* _Activity_: Please filter the entries and return only the lines that include "image".

* _Input for this task_:
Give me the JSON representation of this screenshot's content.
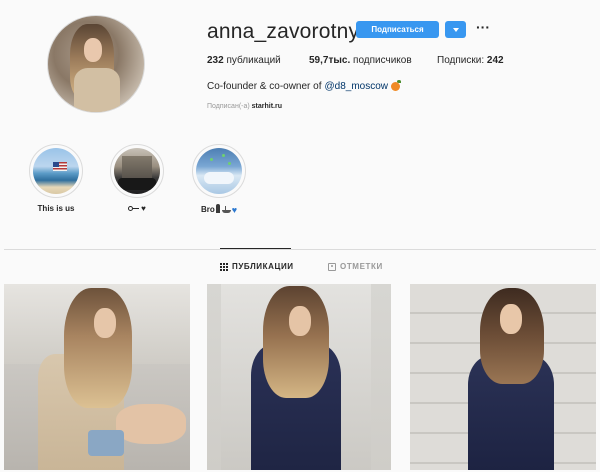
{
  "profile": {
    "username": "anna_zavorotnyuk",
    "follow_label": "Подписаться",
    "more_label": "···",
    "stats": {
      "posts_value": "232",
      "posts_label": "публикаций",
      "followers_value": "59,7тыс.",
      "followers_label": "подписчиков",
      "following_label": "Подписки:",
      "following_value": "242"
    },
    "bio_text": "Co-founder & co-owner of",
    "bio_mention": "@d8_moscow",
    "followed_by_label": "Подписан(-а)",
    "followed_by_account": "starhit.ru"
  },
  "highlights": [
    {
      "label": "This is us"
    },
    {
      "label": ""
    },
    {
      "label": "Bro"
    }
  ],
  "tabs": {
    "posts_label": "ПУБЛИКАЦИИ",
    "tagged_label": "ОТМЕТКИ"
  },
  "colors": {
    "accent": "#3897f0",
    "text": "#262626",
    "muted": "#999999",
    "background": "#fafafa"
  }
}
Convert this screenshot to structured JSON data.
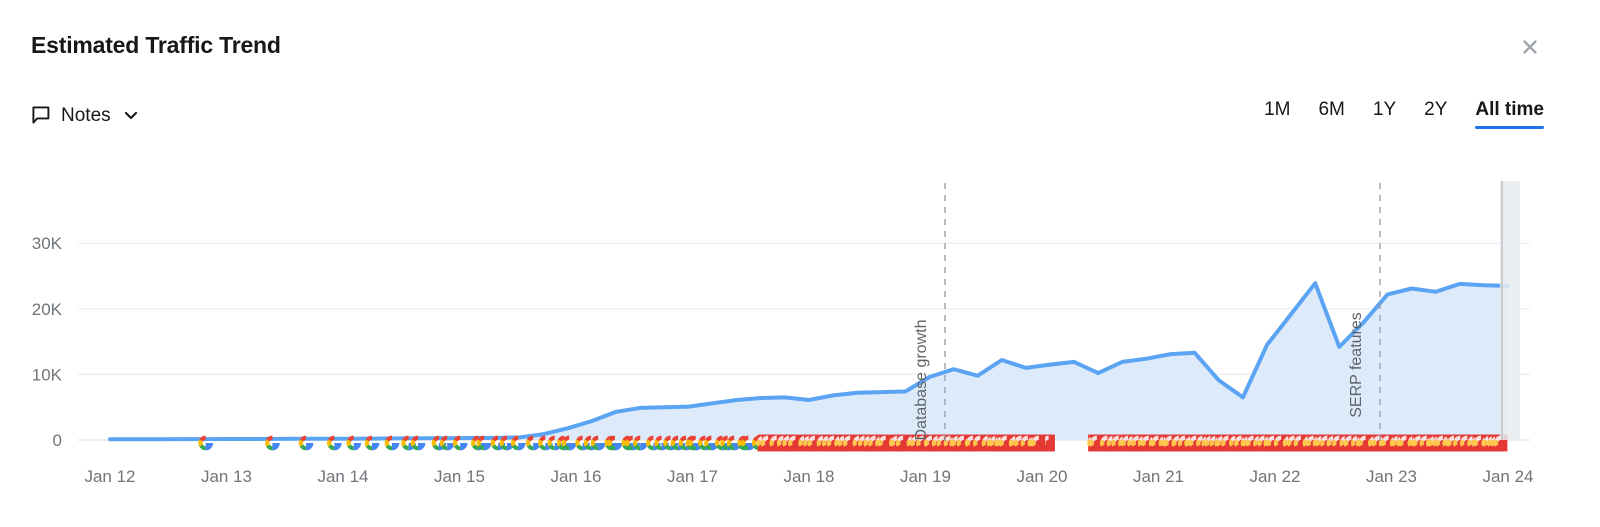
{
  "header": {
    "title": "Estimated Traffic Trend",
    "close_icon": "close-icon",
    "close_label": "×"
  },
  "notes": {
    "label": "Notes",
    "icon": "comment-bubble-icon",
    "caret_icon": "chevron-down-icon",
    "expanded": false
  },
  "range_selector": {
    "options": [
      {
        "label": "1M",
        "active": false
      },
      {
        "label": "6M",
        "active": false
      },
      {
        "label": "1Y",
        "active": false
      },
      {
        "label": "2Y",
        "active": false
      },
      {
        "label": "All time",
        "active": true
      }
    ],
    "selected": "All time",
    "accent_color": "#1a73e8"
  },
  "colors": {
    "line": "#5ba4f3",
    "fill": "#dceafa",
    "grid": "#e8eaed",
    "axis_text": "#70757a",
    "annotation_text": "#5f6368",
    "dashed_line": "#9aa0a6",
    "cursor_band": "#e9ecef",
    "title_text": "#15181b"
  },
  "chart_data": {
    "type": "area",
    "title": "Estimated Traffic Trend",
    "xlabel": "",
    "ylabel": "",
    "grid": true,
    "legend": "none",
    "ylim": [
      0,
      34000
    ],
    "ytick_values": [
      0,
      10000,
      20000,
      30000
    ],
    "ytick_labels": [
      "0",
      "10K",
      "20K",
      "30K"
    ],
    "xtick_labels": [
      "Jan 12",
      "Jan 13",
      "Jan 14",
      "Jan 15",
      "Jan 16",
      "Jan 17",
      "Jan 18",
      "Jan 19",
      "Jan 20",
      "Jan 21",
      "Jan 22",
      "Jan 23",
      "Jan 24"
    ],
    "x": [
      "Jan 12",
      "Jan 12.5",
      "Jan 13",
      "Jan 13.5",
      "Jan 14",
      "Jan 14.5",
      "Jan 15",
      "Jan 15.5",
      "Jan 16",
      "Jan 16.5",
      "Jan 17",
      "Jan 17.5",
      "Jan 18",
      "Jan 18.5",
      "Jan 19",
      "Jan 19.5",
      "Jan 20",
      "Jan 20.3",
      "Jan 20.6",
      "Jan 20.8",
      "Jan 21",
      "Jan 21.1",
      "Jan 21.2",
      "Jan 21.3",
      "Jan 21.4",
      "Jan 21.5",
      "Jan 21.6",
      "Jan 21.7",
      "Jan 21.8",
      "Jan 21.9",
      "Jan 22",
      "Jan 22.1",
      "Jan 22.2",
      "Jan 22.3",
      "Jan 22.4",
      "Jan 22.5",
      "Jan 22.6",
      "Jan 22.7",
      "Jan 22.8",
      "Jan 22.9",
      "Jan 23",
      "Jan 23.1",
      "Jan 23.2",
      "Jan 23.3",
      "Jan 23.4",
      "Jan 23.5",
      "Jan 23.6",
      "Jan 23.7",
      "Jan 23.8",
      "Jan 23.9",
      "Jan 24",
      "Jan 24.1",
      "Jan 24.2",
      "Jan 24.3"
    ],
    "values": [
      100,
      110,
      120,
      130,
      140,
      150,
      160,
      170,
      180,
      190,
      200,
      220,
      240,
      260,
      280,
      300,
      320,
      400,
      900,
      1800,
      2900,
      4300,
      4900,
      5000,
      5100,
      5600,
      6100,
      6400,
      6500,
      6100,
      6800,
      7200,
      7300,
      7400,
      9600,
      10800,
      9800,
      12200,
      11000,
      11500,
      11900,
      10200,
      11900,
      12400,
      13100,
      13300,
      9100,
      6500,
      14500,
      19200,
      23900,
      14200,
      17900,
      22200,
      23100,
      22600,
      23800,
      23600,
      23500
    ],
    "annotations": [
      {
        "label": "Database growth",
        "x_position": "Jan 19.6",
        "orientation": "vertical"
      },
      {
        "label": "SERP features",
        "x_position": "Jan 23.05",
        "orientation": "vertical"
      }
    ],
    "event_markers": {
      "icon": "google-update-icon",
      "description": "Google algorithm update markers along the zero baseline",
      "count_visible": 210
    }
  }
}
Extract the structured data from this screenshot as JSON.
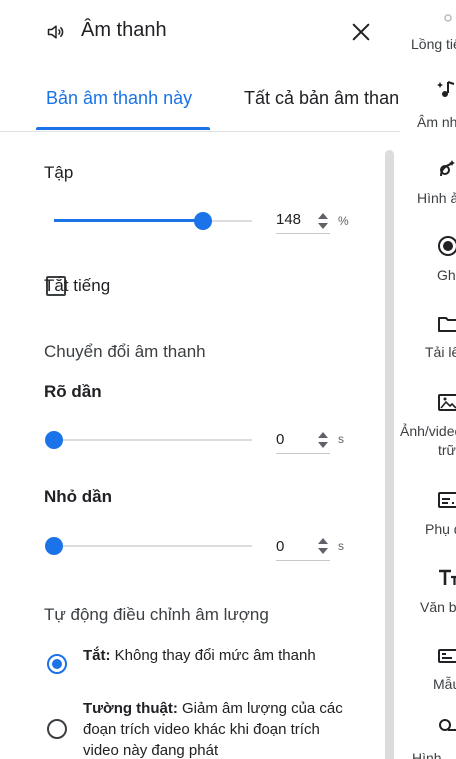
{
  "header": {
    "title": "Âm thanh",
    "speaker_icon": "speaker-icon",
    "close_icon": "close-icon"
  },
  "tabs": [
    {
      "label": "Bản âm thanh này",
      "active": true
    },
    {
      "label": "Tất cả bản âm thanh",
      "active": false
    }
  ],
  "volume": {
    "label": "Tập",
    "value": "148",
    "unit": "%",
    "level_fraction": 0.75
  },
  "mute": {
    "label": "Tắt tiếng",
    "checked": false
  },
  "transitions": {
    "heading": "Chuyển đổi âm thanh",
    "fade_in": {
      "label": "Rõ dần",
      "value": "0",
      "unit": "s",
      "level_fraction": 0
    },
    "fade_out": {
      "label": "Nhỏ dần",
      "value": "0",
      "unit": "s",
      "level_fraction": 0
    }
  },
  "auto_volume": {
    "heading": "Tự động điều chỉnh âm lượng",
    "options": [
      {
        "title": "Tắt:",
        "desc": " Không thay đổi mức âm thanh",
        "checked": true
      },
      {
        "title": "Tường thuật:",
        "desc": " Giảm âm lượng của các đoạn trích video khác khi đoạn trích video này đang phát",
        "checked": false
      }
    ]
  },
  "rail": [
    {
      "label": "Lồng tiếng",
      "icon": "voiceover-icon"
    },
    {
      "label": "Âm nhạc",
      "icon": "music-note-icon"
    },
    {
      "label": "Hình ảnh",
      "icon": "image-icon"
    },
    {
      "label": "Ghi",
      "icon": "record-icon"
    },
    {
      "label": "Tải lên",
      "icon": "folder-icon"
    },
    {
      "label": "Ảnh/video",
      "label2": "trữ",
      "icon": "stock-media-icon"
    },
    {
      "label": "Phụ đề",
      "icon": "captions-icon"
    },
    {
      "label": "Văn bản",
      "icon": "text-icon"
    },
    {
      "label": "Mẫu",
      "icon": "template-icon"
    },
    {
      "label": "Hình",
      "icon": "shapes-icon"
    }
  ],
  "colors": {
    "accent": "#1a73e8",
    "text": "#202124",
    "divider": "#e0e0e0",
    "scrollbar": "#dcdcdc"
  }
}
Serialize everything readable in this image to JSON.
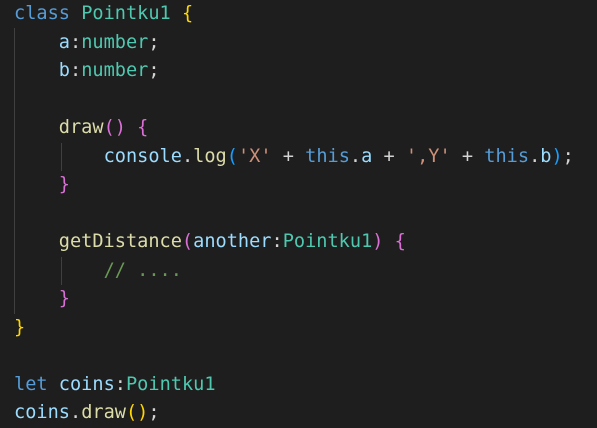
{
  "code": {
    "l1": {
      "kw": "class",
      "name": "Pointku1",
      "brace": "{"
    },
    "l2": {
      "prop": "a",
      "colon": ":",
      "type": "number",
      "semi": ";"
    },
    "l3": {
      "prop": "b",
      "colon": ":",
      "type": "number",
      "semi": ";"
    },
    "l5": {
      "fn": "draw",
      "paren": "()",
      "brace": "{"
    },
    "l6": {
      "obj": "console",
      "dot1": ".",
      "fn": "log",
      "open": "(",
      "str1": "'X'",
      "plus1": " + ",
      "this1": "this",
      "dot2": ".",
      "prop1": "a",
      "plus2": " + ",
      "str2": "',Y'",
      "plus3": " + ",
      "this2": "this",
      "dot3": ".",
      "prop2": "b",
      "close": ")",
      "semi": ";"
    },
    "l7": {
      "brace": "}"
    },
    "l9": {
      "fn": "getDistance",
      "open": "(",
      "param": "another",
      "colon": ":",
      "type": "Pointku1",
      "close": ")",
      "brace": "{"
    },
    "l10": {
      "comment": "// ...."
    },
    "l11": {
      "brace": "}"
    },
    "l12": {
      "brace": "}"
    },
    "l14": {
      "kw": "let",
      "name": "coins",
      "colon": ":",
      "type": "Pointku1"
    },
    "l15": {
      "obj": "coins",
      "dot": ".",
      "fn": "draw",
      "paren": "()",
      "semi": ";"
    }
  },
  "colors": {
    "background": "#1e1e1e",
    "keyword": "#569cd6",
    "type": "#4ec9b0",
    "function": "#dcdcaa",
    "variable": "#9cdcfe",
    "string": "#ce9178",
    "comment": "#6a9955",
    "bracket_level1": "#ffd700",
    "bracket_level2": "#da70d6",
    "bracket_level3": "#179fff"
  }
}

* _Exercise answer_:
      "icon": "image-icon"
Serialize everything readable in this image to JSON.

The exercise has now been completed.